We also offer an authentic thanks to all of you who support Oaklandish, and know that our community has something for everybody only because, and only when, it is created by everybody.
In 2000, Marilyn Harris’s son Khadafy was shot and killed while riding his bike West Oakland. The crime remains unsolved, but Harris’s experience inspired her to provide support to other grieving families. In the aftermath of a homicide, people can turn to the Khadafy Foundation for help with everything from funeral expenses to grief counseling, food, and child care. Since 2003, the program has served over 800 local families. In addition, they work tirelessly to stop the cycle of violence by preventing crimes and retaliation.
Town Park was created in 2007 by local artist and arts educator Keith “K-Dub” Williams with the help of the local skateboard community at historic De Fremery Park in West Oakland.
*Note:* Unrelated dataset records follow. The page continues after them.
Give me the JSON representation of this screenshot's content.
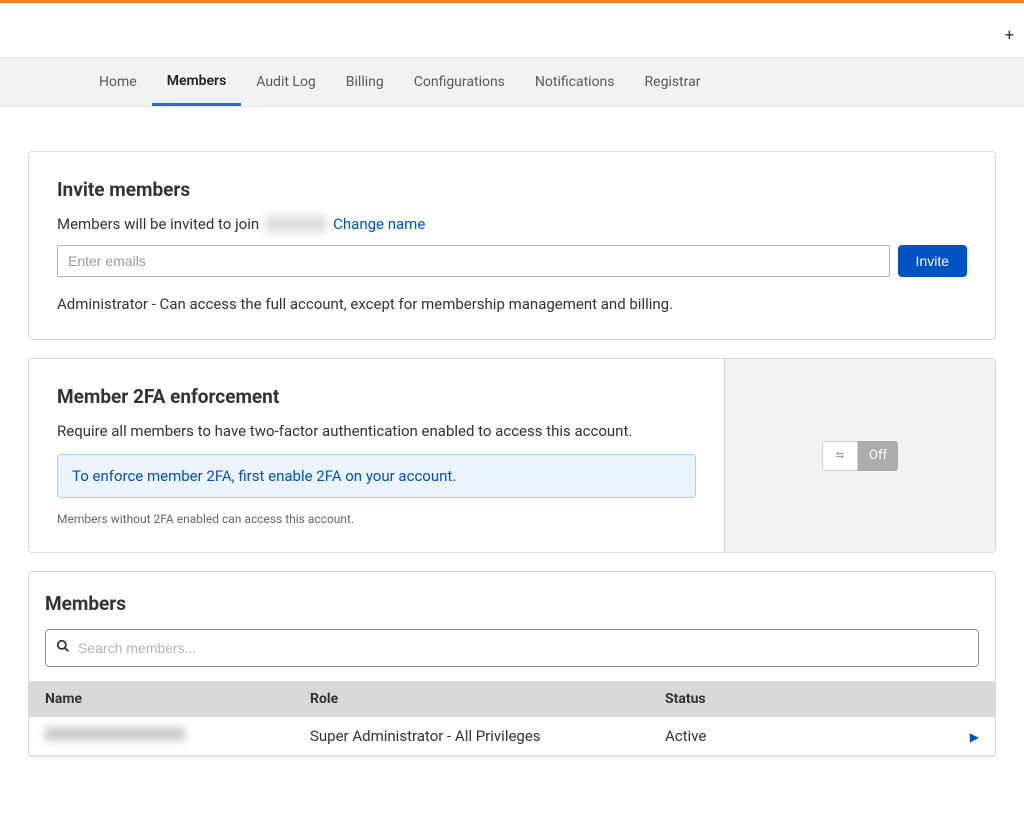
{
  "nav": {
    "tabs": [
      {
        "label": "Home"
      },
      {
        "label": "Members"
      },
      {
        "label": "Audit Log"
      },
      {
        "label": "Billing"
      },
      {
        "label": "Configurations"
      },
      {
        "label": "Notifications"
      },
      {
        "label": "Registrar"
      }
    ],
    "active_index": 1
  },
  "invite": {
    "title": "Invite members",
    "text_prefix": "Members will be invited to join",
    "change_name": "Change name",
    "email_placeholder": "Enter emails",
    "button": "Invite",
    "role_desc": "Administrator - Can access the full account, except for membership management and billing."
  },
  "twofa": {
    "title": "Member 2FA enforcement",
    "desc": "Require all members to have two-factor authentication enabled to access this account.",
    "info_prefix": "To enforce member 2FA, first enable 2FA on ",
    "info_link": "your account",
    "info_suffix": ".",
    "small_note": "Members without 2FA enabled can access this account.",
    "toggle_off": "Off"
  },
  "members": {
    "title": "Members",
    "search_placeholder": "Search members...",
    "columns": {
      "name": "Name",
      "role": "Role",
      "status": "Status"
    },
    "rows": [
      {
        "role": "Super Administrator - All Privileges",
        "status": "Active"
      }
    ]
  }
}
The goal was to create a facility that would allow youth to stay in their own community instead of traveling to neighboring city skateparks. The site has become a destination park for many local youth and adults of all ages, skill levels, and backgrounds, and has become a hub where everyone can come together to learn and showcase their skills. The grant will go fund program that help local youth to build, paint and skate a permanent, all-weather skate park.
Caught in the Crossfire is a hospital-based intervention program that hires young adults who have overcome violence in their own lives to work with youth who are recovering from violent injuries. These highly-trained Intervention Specialists offer long-term case management, links to community services, home visits, and follow-up assistance to violently injured youth. The purpose is to promote positive alternatives to violence and to reduce retaliation, re-injury, and arrest. This program was the first of its kind in the nation, and led to the founding of the National Network of Hospital-based Violence Intervention Programs.
25th Street Collective, a sustainable business incubator, is bringing local industry back to Oakland. Their Innovators grant will fund a pilot program that brings high-tech garment manufacturing to our city. The program will focus on producing custom-made, sustainably-sourced garments, while educating local youth about sustainable business practices. The first pieces from the collection will be a t-shirt and a yoga pant. The goal of the program is to create quality inner-city work opportunities, while introducing Oaklanders to local, made-to-order clothing.